Nicholas Suchecki Guillén is blind. His dream was to visit the Panama Canal expansion works, touch the cement structures, and feel part of this new period of history in his country.
“People don’t know what ‘fracking’ is and there is little concern about the issue because it’s not visible yet,” said Gabino Vicente, a delegate of one of the municipalities in southern Mexico where exploration for unconventional gas is forging ahead.
Extensive public health infrastructure and the eradication of malaria will be the most important legacy of the construction of the Belo Monte hydropower dam in Brazil’s Amazon jungle for the population affected by the megaproject.
“It hurts us that our land is affected, and the environmental impacts are not even measured. Wind farm projects affect streams and hurt the flora,” said Zapotec Indian Isabel Jiménez, who is taking part in the struggle against the installation of a wind park in southern Mexico.
Thousands of people in Spain have organised to protest the introduction of “fracking” – a controversial technique that involves pumping water, chemicals and sand at high pressure into shale rock to release gas and oil.
A total of 35 agreements and contracts were signed during Chinese Prime Minister Li Keqiang’s visit to Brazil, as part of the growing ties between the two countries. But there is one project that drew all the attention: the Transcontinental Railway.
Megaprojects are high-risk bets. They can shore up the government that brought them to fruition, but they can also ruin its image and undermine its power – and in the case of Brazil the balance is leaning dangerously towards the latter.
Chile expects to have a more efficient and stable electricity market, with a more steady - and above all, less expensive – supply, when the country’s two major power grids are interconnected over a distance of more than 3,000 km.
The Atlantic ocean is Brazil’s last frontier to the east. But the full extent of its biodiversity is still unknown, and scientific research and conservation measures are lagging compared to the pace of exploitation of resources such as oil.
Angolans are generally grateful for China’s participation in the reconstruction of their central African country, in spite of the fact that some of the roads and buildings built by Chinese firms are of poor quality, and mainly Chinese labourers have been hired rather than local workers.
Activists and local residents have brought legal action aimed at blocking the construction of a nearly 50 sq km port terminal in the Northeast Brazilian state of Bahia because of the huge environmental and social impacts it will have.
Despite the precipitous fall in global oil prices, Argentina has continued to follow its strategy of producing unconventional shale oil, although in the short term there could be problems attracting the foreign investment needed to exploit the Vaca Muerta shale deposit.
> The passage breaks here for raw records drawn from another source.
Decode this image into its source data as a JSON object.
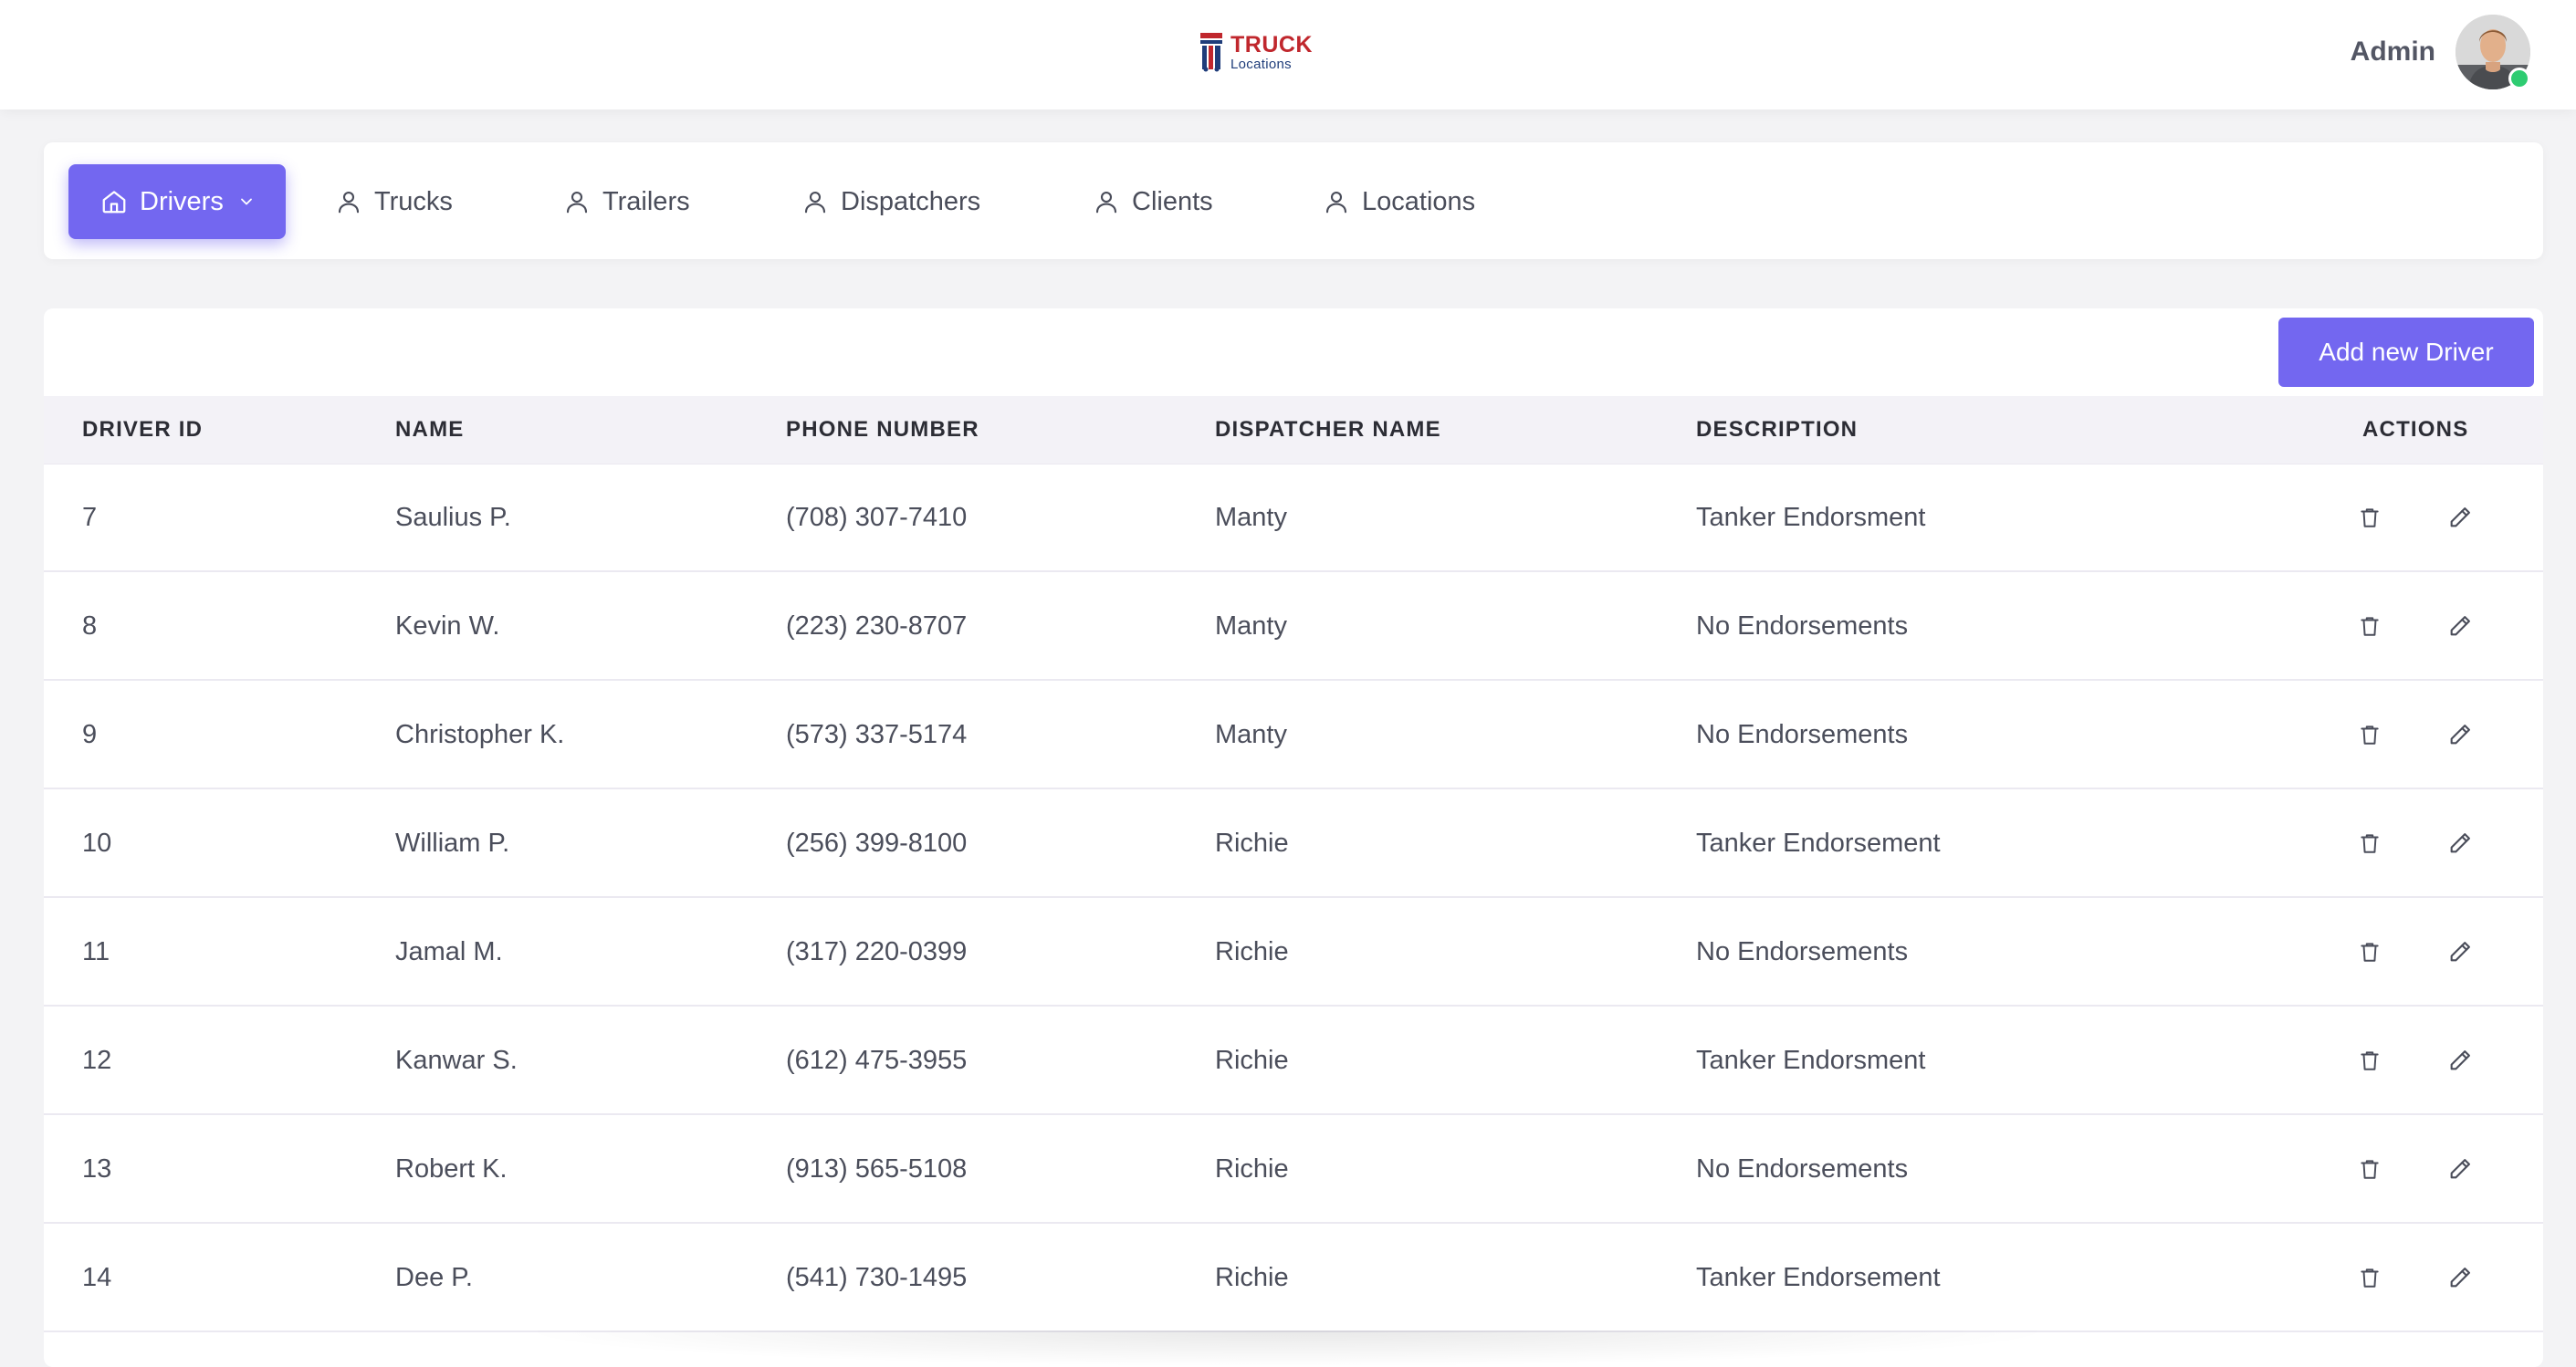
{
  "header": {
    "logo_title": "TRUCK",
    "logo_subtitle": "Locations",
    "user_name": "Admin",
    "status_color": "#2ecc71"
  },
  "nav": {
    "items": [
      {
        "label": "Drivers",
        "icon": "home-icon",
        "active": true,
        "has_dropdown": true
      },
      {
        "label": "Trucks",
        "icon": "user-icon"
      },
      {
        "label": "Trailers",
        "icon": "user-icon"
      },
      {
        "label": "Dispatchers",
        "icon": "user-icon"
      },
      {
        "label": "Clients",
        "icon": "user-icon"
      },
      {
        "label": "Locations",
        "icon": "user-icon"
      }
    ]
  },
  "table": {
    "add_button_label": "Add new Driver",
    "columns": [
      "DRIVER ID",
      "NAME",
      "PHONE NUMBER",
      "DISPATCHER NAME",
      "DESCRIPTION",
      "ACTIONS"
    ],
    "rows": [
      {
        "id": "7",
        "name": "Saulius P.",
        "phone": "(708) 307-7410",
        "dispatcher": "Manty",
        "description": "Tanker Endorsment"
      },
      {
        "id": "8",
        "name": "Kevin W.",
        "phone": "(223) 230-8707",
        "dispatcher": "Manty",
        "description": "No Endorsements"
      },
      {
        "id": "9",
        "name": "Christopher K.",
        "phone": "(573) 337-5174",
        "dispatcher": "Manty",
        "description": "No Endorsements"
      },
      {
        "id": "10",
        "name": "William P.",
        "phone": "(256) 399-8100",
        "dispatcher": "Richie",
        "description": "Tanker Endorsement"
      },
      {
        "id": "11",
        "name": "Jamal M.",
        "phone": "(317) 220-0399",
        "dispatcher": "Richie",
        "description": "No Endorsements"
      },
      {
        "id": "12",
        "name": "Kanwar S.",
        "phone": "(612) 475-3955",
        "dispatcher": "Richie",
        "description": "Tanker Endorsment"
      },
      {
        "id": "13",
        "name": "Robert K.",
        "phone": "(913) 565-5108",
        "dispatcher": "Richie",
        "description": "No Endorsements"
      },
      {
        "id": "14",
        "name": "Dee P.",
        "phone": "(541) 730-1495",
        "dispatcher": "Richie",
        "description": "Tanker Endorsement"
      }
    ],
    "row_actions": [
      "trash-icon",
      "pencil-icon"
    ]
  },
  "colors": {
    "accent": "#7367f0",
    "header_bg": "#ffffff",
    "page_bg": "#f3f3f5",
    "table_head_bg": "#f3f2f7",
    "logo_red": "#c0272d",
    "logo_blue": "#1f3d7a"
  }
}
Even moderately well-informed analysts knew that the Brazilian economy was in dire straits as President Dilma Rousseff initiated her second term in office in January.
The new interoceanic canal being built in Nicaragua has brought good and bad news for the scientific community: new species and archeological sites have been found and knowledge of the local ecosystems has grown, but the project poses a huge threat to the environment.
Traditionally, falling oil prices have discouraged development of renewable energy sources, but clean energy is making steady progress in Latin America, according to regional experts.